              S.

              On 11 Jul 2008, at 00:49, David Carlton wrote:
              > On the one hand I agree. On the other hand, part of the context to my
              > response to this is seeing stuff like the following:
              > <http://www.evolvingexcellence.com/blog/2008/06/toyota-puts-peo.html>
              > It says that, in the heavy times at this particular Toyota plant, that
              >
              > "During full-production periods, when the plant is running 24-7,
              > employees work incredible amounts of overtime"
              >
              > but this is nonetheless demonstrating Toyota's "respect for people"
              > because, during the slow times, Toyota doesn't fire employees, instead
              >
              > "all employees work on becoming more efficient, brainstorming ways to
              > out-do their competition (they’ll bring in competitors cars and tear
              > them apart, looking for ways to improve their own vehicles), and all
              > become actively involved in seeking ways to save the company money."
              >
              > So, absolutely, you can quit your job rather than work huge amounts of
              > overtime.
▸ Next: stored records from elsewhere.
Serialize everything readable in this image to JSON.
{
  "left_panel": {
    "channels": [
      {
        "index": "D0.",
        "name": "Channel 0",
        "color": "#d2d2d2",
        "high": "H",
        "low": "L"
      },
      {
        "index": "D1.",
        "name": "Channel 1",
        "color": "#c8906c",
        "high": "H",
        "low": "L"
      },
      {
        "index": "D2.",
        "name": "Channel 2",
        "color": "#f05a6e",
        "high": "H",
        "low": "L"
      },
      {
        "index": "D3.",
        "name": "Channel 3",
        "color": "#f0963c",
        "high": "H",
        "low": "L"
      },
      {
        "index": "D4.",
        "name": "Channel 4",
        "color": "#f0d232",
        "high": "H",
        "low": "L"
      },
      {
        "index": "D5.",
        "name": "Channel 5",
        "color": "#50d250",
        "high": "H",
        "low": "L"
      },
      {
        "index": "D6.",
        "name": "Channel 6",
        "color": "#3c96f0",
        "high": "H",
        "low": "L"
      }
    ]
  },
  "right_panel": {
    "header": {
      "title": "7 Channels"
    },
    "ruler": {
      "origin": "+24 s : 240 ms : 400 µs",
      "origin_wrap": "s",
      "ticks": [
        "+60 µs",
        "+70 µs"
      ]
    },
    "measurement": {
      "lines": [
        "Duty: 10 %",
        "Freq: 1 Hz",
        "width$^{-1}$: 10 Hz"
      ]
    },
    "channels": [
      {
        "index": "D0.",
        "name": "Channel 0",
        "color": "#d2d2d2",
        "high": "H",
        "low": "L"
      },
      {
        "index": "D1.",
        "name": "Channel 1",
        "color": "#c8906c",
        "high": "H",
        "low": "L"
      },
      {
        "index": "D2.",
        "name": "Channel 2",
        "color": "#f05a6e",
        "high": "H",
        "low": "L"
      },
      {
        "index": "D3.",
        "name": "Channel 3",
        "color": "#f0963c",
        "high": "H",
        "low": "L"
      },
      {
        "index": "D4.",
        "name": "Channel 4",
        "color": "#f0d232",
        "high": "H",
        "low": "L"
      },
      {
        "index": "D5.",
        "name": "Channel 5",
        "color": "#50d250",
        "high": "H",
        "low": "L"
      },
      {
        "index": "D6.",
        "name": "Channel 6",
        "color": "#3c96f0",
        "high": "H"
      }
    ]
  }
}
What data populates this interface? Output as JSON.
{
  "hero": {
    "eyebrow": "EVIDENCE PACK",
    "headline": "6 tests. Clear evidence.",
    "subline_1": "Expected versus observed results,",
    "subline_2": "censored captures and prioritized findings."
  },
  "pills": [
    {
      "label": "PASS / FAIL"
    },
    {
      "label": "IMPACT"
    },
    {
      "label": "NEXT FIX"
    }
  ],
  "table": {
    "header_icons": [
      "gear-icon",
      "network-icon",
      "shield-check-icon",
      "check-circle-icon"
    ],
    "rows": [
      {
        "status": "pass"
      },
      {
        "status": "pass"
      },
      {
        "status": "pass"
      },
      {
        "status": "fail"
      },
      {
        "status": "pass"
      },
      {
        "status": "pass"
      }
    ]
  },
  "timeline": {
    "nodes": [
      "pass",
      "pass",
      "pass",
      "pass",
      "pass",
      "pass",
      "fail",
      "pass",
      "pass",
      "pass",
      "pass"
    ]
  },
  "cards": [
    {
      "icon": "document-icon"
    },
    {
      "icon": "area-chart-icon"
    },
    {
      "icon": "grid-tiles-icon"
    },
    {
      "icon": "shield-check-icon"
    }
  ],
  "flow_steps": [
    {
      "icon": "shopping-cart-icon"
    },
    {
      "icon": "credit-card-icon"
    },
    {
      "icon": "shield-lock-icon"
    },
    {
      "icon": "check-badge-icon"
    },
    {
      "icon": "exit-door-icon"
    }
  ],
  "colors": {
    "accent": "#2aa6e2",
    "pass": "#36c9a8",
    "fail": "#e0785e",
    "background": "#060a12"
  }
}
But if that's the company culture, then it's a part of lean
              > that I don't want to emulate.
              >
              > And (perhaps more relevant to this forum), it colors how I look at
              > parts of lean that I _do_ want to emulate. For example, if I'm
              > remembering correctly, the Poppendieck's books talk about how Toyota
              > always hits their product release dates, and how set-based design is a
              > big factor in that. And that may well be the case, and I'd very much
              > like to learn whatever I can from Toyota in that regard. But I
              > suspect that both set-based design and (perhaps seriously) overworking
              > people are factors in hitting their dates; I suspect that taking an
              > honest look at the latter factor in Toyota's success might give
              > insight into how effective set-based design may be, by giving us a
              > clearer picture into the evidence for that.



              Steve Freeman
              http://www.mockobjects.com

              Winner of the Agile Alliance Gordon Pask award 2006
            Your message has been successfully submitted and would be delivered to recipients shortly.